Call it what it is, a quirky greasy spoon. Ted Warren won't mind.
His diner, Charlie's Cafe, on Granby Street in Ghent, he said, is a place for people with white, blue or no collar at all. When he purchased the property in 2007, Warren became the fourth person to own the now-breakfast and lunch spot that has been feeding Norfolk since 1983 and he hopes its loyal customers will follow him 22 blocks when he moves the business in September.
Charlie's new home will be where the Veneziano restaurant in Riverview is now. Warren is purchasing the 6,000-square-foot property from the Loiercio family for $360,000. The closing date is scheduled for Sept. 1.

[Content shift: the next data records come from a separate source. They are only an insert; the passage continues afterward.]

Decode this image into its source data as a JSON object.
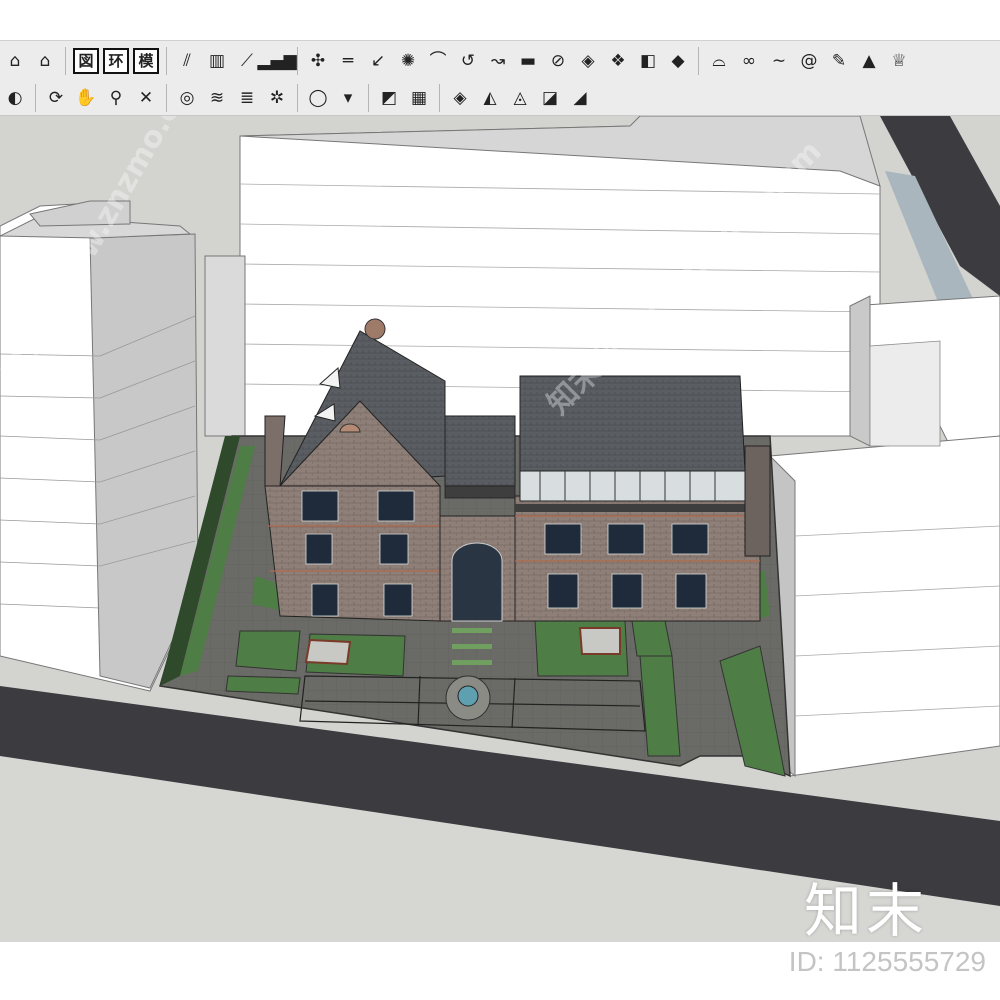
{
  "toolbar_row1": [
    {
      "id": "home",
      "icon": "home-icon",
      "glyph": "⌂"
    },
    {
      "id": "warehouse",
      "icon": "warehouse-icon",
      "glyph": "⌂"
    },
    {
      "id": "t_tu",
      "icon": "cjk-tu-icon",
      "label": "図"
    },
    {
      "id": "t_huan",
      "icon": "cjk-huan-icon",
      "label": "环"
    },
    {
      "id": "t_mo",
      "icon": "cjk-mo-icon",
      "label": "模"
    },
    {
      "id": "stairs",
      "icon": "stairs-icon",
      "glyph": "⫽"
    },
    {
      "id": "pillar",
      "icon": "column-icon",
      "glyph": "▥"
    },
    {
      "id": "ramp",
      "icon": "ramp-icon",
      "glyph": "⟋"
    },
    {
      "id": "bars",
      "icon": "bar-chart-icon",
      "glyph": "▂▄▆"
    },
    {
      "id": "axis",
      "icon": "axis-icon",
      "glyph": "✣"
    },
    {
      "id": "offset",
      "icon": "offset-lines-icon",
      "glyph": "═"
    },
    {
      "id": "arrow-bend",
      "icon": "bend-arrow-icon",
      "glyph": "↙"
    },
    {
      "id": "explode",
      "icon": "explode-icon",
      "glyph": "✺"
    },
    {
      "id": "arch",
      "icon": "arch-icon",
      "glyph": "⌒"
    },
    {
      "id": "rotate",
      "icon": "rotate-icon",
      "glyph": "↺"
    },
    {
      "id": "curve-tool",
      "icon": "curve-tool-icon",
      "glyph": "↝"
    },
    {
      "id": "slab",
      "icon": "slab-icon",
      "glyph": "▬"
    },
    {
      "id": "node",
      "icon": "node-icon",
      "glyph": "⊘"
    },
    {
      "id": "grid-a",
      "icon": "grid-plane-icon",
      "glyph": "◈"
    },
    {
      "id": "grid-b",
      "icon": "grid-move-icon",
      "glyph": "❖"
    },
    {
      "id": "block",
      "icon": "block-icon",
      "glyph": "◧"
    },
    {
      "id": "roof",
      "icon": "roof-icon",
      "glyph": "◆"
    },
    {
      "id": "arc-cap",
      "icon": "arc-cap-icon",
      "glyph": "⌓"
    },
    {
      "id": "chain",
      "icon": "chain-icon",
      "glyph": "∞"
    },
    {
      "id": "wave",
      "icon": "wave-icon",
      "glyph": "∼"
    },
    {
      "id": "spiral",
      "icon": "spiral-icon",
      "glyph": "@"
    },
    {
      "id": "pen",
      "icon": "pencil-icon",
      "glyph": "✎"
    },
    {
      "id": "terrain",
      "icon": "terrain-icon",
      "glyph": "▲"
    },
    {
      "id": "crown",
      "icon": "crown-icon",
      "glyph": "♕"
    }
  ],
  "toolbar_row2": [
    {
      "id": "paint",
      "icon": "paint-bucket-icon",
      "glyph": "◐"
    },
    {
      "id": "orbit",
      "icon": "orbit-icon",
      "glyph": "⟳"
    },
    {
      "id": "pan",
      "icon": "pan-hand-icon",
      "glyph": "✋"
    },
    {
      "id": "zoom",
      "icon": "zoom-icon",
      "glyph": "⚲"
    },
    {
      "id": "zoom-extents",
      "icon": "zoom-extents-icon",
      "glyph": "✕"
    },
    {
      "id": "sandbox-a",
      "icon": "sandbox-contour-icon",
      "glyph": "◎"
    },
    {
      "id": "sandbox-b",
      "icon": "sandbox-scratch-icon",
      "glyph": "≋"
    },
    {
      "id": "sandbox-c",
      "icon": "sandbox-stamp-icon",
      "glyph": "≣"
    },
    {
      "id": "sandbox-d",
      "icon": "sandbox-drape-icon",
      "glyph": "✲"
    },
    {
      "id": "user",
      "icon": "user-dropdown-icon",
      "glyph": "◯"
    },
    {
      "id": "caret",
      "icon": "chevron-down-icon",
      "glyph": "▾"
    },
    {
      "id": "face-a",
      "icon": "texture-face-icon",
      "glyph": "◩"
    },
    {
      "id": "face-b",
      "icon": "texture-grid-icon",
      "glyph": "▦"
    },
    {
      "id": "solid-a",
      "icon": "solid-union-icon",
      "glyph": "◈"
    },
    {
      "id": "solid-b",
      "icon": "solid-intersect-icon",
      "glyph": "◭"
    },
    {
      "id": "solid-c",
      "icon": "solid-subtract-icon",
      "glyph": "◬"
    },
    {
      "id": "solid-d",
      "icon": "solid-trim-icon",
      "glyph": "◪"
    },
    {
      "id": "solid-e",
      "icon": "solid-split-icon",
      "glyph": "◢"
    }
  ],
  "watermark": {
    "logo": "知末",
    "id_text": "ID: 1125555729",
    "diagonal": [
      "知末网www.znzmo.com",
      "知末网www.znzmo.com"
    ]
  },
  "colors": {
    "road": "#3a3a3e",
    "ground": "#d2d2d0",
    "lawn": "#4e7b47",
    "roof": "#55595f",
    "brick": "#8f7f76",
    "block_light": "#ffffff",
    "block_side": "#cfcfcf"
  }
}
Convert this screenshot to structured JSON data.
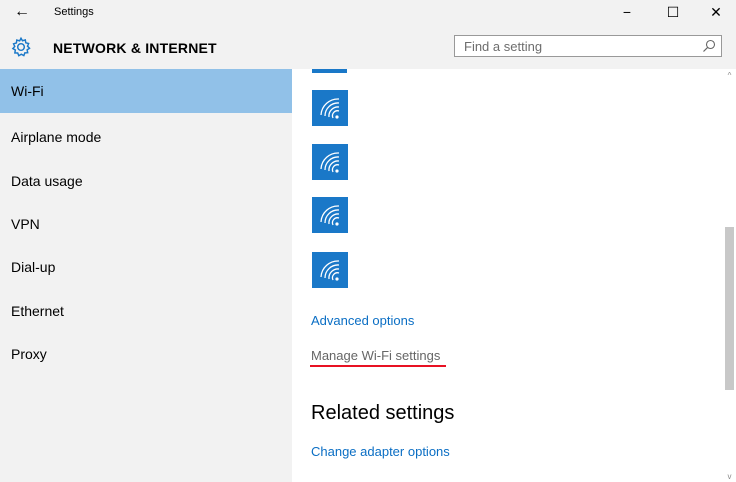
{
  "window": {
    "title": "Settings",
    "back_glyph": "←",
    "minimize_glyph": "−",
    "maximize_glyph": "☐",
    "close_glyph": "✕"
  },
  "header": {
    "icon": "gear-icon",
    "title": "NETWORK & INTERNET",
    "search": {
      "placeholder": "Find a setting",
      "icon": "search-icon"
    }
  },
  "sidebar": {
    "items": [
      {
        "label": "Wi-Fi",
        "active": true
      },
      {
        "label": "Airplane mode",
        "active": false
      },
      {
        "label": "Data usage",
        "active": false
      },
      {
        "label": "VPN",
        "active": false
      },
      {
        "label": "Dial-up",
        "active": false
      },
      {
        "label": "Ethernet",
        "active": false
      },
      {
        "label": "Proxy",
        "active": false
      }
    ]
  },
  "content": {
    "networks": [
      {
        "icon": "wifi-icon"
      },
      {
        "icon": "wifi-icon"
      },
      {
        "icon": "wifi-icon"
      },
      {
        "icon": "wifi-icon"
      }
    ],
    "advanced_options": "Advanced options",
    "manage_wifi": "Manage Wi-Fi settings",
    "related_heading": "Related settings",
    "change_adapter": "Change adapter options"
  },
  "colors": {
    "accent": "#1a78c8",
    "link": "#0a6ec4",
    "active_nav": "#91c1e8",
    "chrome_bg": "#f2f2f2",
    "highlight_underline": "#e81123"
  },
  "scrollbar": {
    "up_glyph": "^",
    "down_glyph": "v"
  }
}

Due to health issues and a stagnant economy, third-generation owner Orlando Loiercio is closing the Italian restaurant after 67 years on Aug. 25.

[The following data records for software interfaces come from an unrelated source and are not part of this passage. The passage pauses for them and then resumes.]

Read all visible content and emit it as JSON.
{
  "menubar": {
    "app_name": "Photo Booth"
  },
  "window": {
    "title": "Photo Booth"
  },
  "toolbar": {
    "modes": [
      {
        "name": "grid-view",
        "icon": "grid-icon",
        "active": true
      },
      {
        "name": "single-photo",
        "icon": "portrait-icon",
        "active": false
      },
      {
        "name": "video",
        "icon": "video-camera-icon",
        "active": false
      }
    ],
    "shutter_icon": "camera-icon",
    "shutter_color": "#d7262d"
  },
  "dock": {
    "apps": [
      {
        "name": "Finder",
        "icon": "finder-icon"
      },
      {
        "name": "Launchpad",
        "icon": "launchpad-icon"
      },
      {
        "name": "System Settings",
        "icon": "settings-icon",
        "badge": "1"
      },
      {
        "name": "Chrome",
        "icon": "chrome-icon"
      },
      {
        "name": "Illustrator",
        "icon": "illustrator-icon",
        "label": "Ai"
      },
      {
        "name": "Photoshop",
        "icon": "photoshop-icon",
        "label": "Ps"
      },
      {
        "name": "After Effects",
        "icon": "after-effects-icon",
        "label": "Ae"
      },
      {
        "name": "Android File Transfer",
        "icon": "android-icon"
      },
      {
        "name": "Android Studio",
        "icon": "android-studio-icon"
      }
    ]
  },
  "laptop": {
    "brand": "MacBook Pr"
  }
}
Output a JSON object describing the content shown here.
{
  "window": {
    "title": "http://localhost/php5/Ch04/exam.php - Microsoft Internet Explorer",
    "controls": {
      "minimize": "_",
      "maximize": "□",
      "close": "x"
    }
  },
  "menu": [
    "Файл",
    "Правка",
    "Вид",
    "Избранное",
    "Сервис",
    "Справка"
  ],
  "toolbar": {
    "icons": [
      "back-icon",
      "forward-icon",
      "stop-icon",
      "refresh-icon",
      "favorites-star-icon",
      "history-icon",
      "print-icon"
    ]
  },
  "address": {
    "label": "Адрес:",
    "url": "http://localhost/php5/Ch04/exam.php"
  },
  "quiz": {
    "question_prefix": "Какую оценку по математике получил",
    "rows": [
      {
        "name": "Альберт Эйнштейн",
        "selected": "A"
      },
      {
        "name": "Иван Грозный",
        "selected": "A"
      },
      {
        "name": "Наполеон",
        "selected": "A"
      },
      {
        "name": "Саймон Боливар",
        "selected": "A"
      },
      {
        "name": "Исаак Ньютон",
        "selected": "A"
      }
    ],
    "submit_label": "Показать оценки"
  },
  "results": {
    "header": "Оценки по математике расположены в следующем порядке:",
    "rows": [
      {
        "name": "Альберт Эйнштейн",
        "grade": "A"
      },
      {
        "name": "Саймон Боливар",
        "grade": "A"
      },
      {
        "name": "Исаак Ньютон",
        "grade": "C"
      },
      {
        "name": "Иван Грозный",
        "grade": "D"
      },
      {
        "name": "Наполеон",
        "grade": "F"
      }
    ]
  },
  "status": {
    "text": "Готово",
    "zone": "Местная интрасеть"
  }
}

"My goal was to go 75 years in business," he said. "But we figured it might be best to finish on a good term."
When he put the building on the market in June, Loiercio was specific about the buyer - no chains, no corporations, no restaurants. But he changed his mind when he heard it could be Charlie's.
Warren plans to keep Loiercio's employees, about 10 in all, as well as some of Veneziano's original decor - at least one of the oil paintings covering the restaurant walls and the letter "V" from the original Venice sign.

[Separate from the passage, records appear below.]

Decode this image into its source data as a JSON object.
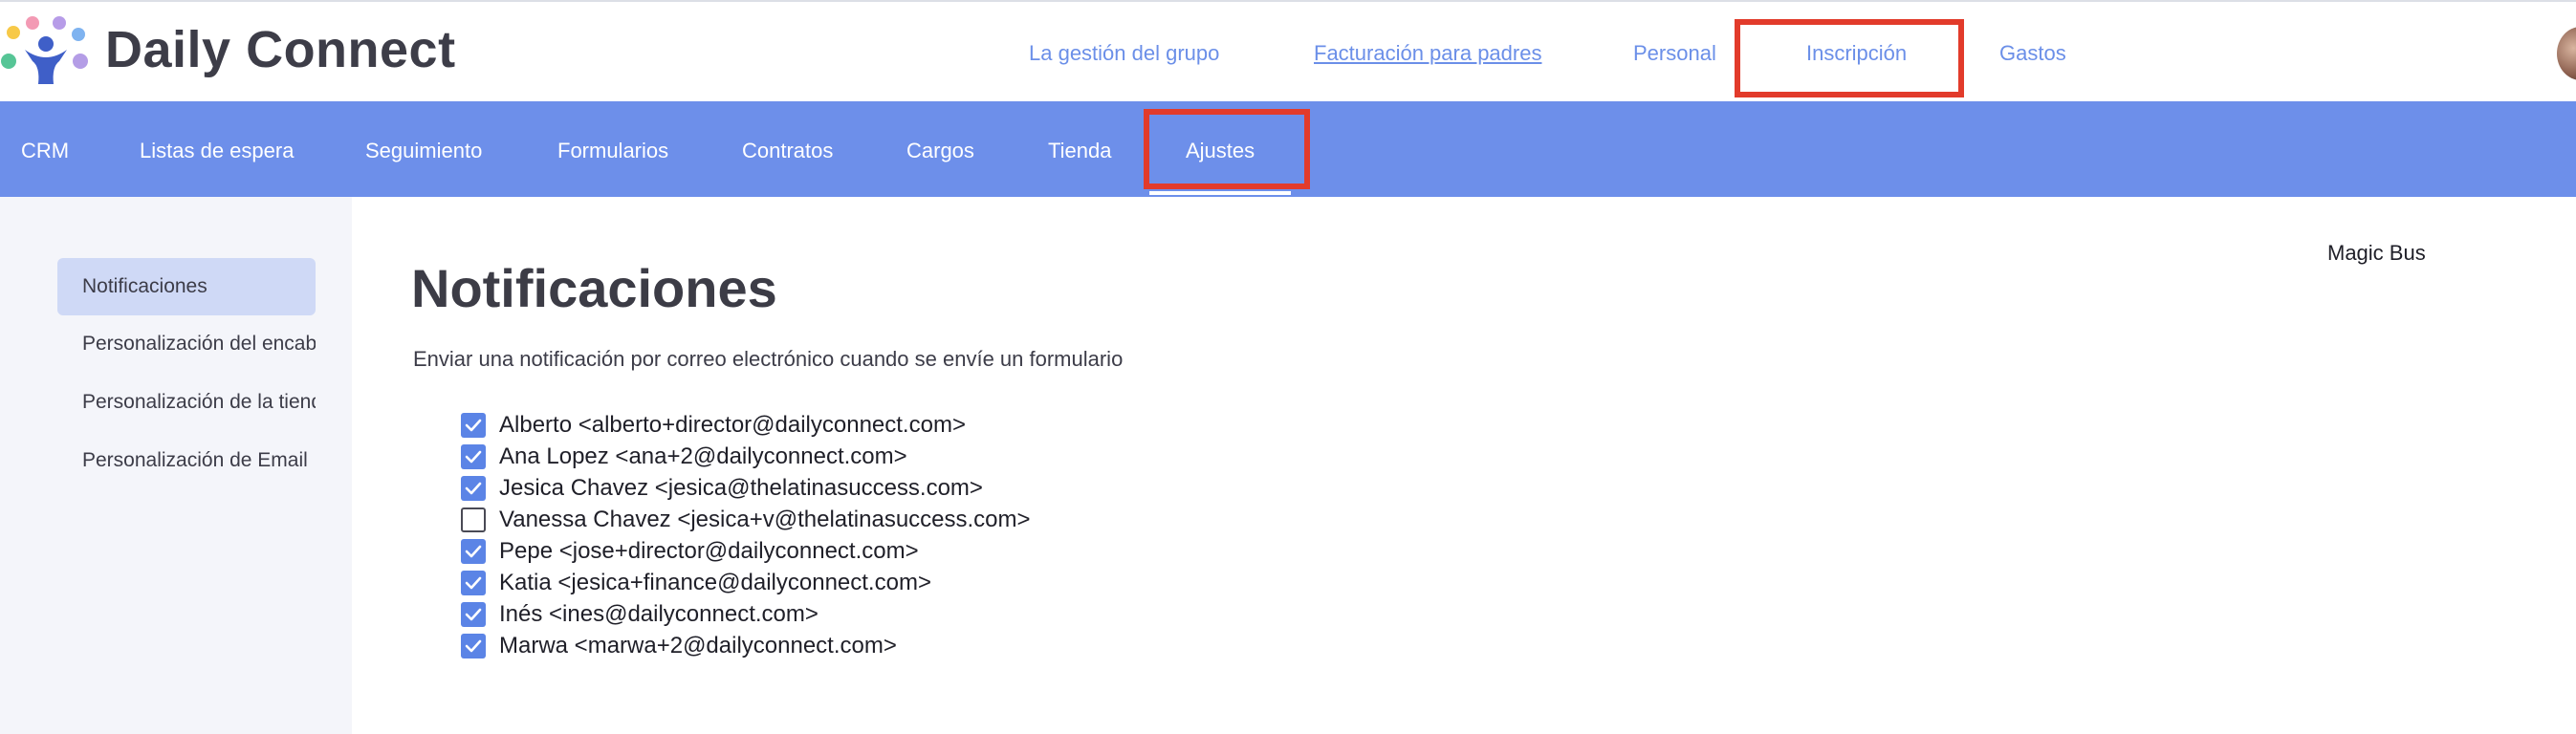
{
  "brand": {
    "name": "Daily Connect"
  },
  "top_nav": {
    "items": [
      {
        "label": "La gestión del grupo"
      },
      {
        "label": "Facturación para padres"
      },
      {
        "label": "Personal"
      },
      {
        "label": "Inscripción"
      },
      {
        "label": "Gastos"
      }
    ]
  },
  "sub_nav": {
    "items": [
      {
        "label": "CRM"
      },
      {
        "label": "Listas de espera"
      },
      {
        "label": "Seguimiento"
      },
      {
        "label": "Formularios"
      },
      {
        "label": "Contratos"
      },
      {
        "label": "Cargos"
      },
      {
        "label": "Tienda"
      },
      {
        "label": "Ajustes"
      }
    ],
    "school_select": {
      "value": "Magic Bus"
    }
  },
  "sidebar": {
    "items": [
      {
        "label": "Notificaciones"
      },
      {
        "label": "Personalización del encabezado"
      },
      {
        "label": "Personalización de la tienda"
      },
      {
        "label": "Personalización de Email"
      }
    ]
  },
  "main": {
    "title": "Notificaciones",
    "subtitle": "Enviar una notificación por correo electrónico cuando se envíe un formulario",
    "recipients": [
      {
        "label": "Alberto <alberto+director@dailyconnect.com>",
        "checked": true
      },
      {
        "label": "Ana Lopez <ana+2@dailyconnect.com>",
        "checked": true
      },
      {
        "label": "Jesica Chavez <jesica@thelatinasuccess.com>",
        "checked": true
      },
      {
        "label": "Vanessa Chavez <jesica+v@thelatinasuccess.com>",
        "checked": false
      },
      {
        "label": "Pepe <jose+director@dailyconnect.com>",
        "checked": true
      },
      {
        "label": "Katia <jesica+finance@dailyconnect.com>",
        "checked": true
      },
      {
        "label": "Inés <ines@dailyconnect.com>",
        "checked": true
      },
      {
        "label": "Marwa <marwa+2@dailyconnect.com>",
        "checked": true
      }
    ]
  },
  "colors": {
    "accent": "#6d8fea",
    "link": "#6b8fe8",
    "highlight": "#e23b2b",
    "checkbox": "#5b84e6"
  }
}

"I'm happy we were able to make this transition without a lot of employees losing jobs," Loiercio said, "and he's going to keep it somewhat intact."
With plans to expand and offer a dinner menu that includes classic Italian dishes and pizza, Warren said he'll need the extra, experienced staff.
Charlie's Cafe will open first in the space formerly home to Highs Ice Cream next to Veneziano. The dining room, which will be renamed Charlie's Riverview, won't be ready until Thanksgiving.
Warren is planning to turn a separate building in the back of the property, now used for storage, into Charlie's River Brew - a brew pub that sells home-brewed, gluten-free beer made from grits.
"When you have a business like this, to make money you have to have two or three," Warren said.
Renovations of Veneziano are expected to cost about $200,000.
In its current 1,200-square-foot location, Charlie's can seat 80 people at a time, half inside, half out. It's not enough space for the little diner that cooks 1,800 eggs from Saturday to Sunday and has seen its fair share of celebrities, including Tom Hanks last year.
Charlie's is a neighborhood place, but Warren said the neighborhood is getting smaller and smaller. There's a bank to the left and newly built apartments and a soon-to-be Chick-fil-A to the right for which construction is scheduled to begin in September.
"And we're bursting at the seams," he said. "Business is so busy, I can't expand anymore unless I go up."
When asked if he's worried about losing his Ghent clientele, Warren said, without a doubt.
But it's going to be the same food, the same prices, just 22 blocks away and most of his customers drive anyway, he said, as he slipped out of the back booth and pulled an old framed picture off the wall.
"These two guys are both named Charlie," he said pointing to the men behind the glass. "They drive up from Elizabeth City every Saturday to have breakfast."
Lifelong friends Charlie Gordon, 88, and Charlie Lane, 89, have been Charlie's customers for more than 15 years.
"He drives with me every Saturday," Gordon said of Lane, when reached by phone Wednesday afternoon. "There's not too many we've missed."
They remember the original owners, Charlie Ellison, and his mother Gladys, when it was sold to Kathy Lawless of Norfolk and then sold again to Warren.
The trip up from North Carolina for breakfast takes exactly one hour and they always arrive within a minute or two of the restaurant opening at 7 a.m.
"We have a good time," Gordon said. "I love Norfolk, always have loved Norfolk."
Over the years, the Charlies got to know other early-bird regulars, including Ellie and Paul Lipkin, who live around the corner, and Faye and Bob Stewart of Chesapeake. The six of them now eat breakfast together on Saturdays. Gordon loves his eggs and corned beef harsh.
"They burn it just right," he said jokingly. "With a couple of eggs and grits, that's as good as it gets."
When Warren moves the diner in September, Gordon said, he and Lane will follow.
"I'm going to charge him $1 a week to make up the gas," he said with a laugh. "You get used to a place after all these years. I'm sure there will be some nostalgia there, but we'll get over that. It's going to be fine."
What will become of the building, which first opened as Swanky Franks Hotdogs in 1983, has yet to be determined.
It could stay open as a Charlie's Cafe, Warren said, if he finds an investor and the right person to run it.nib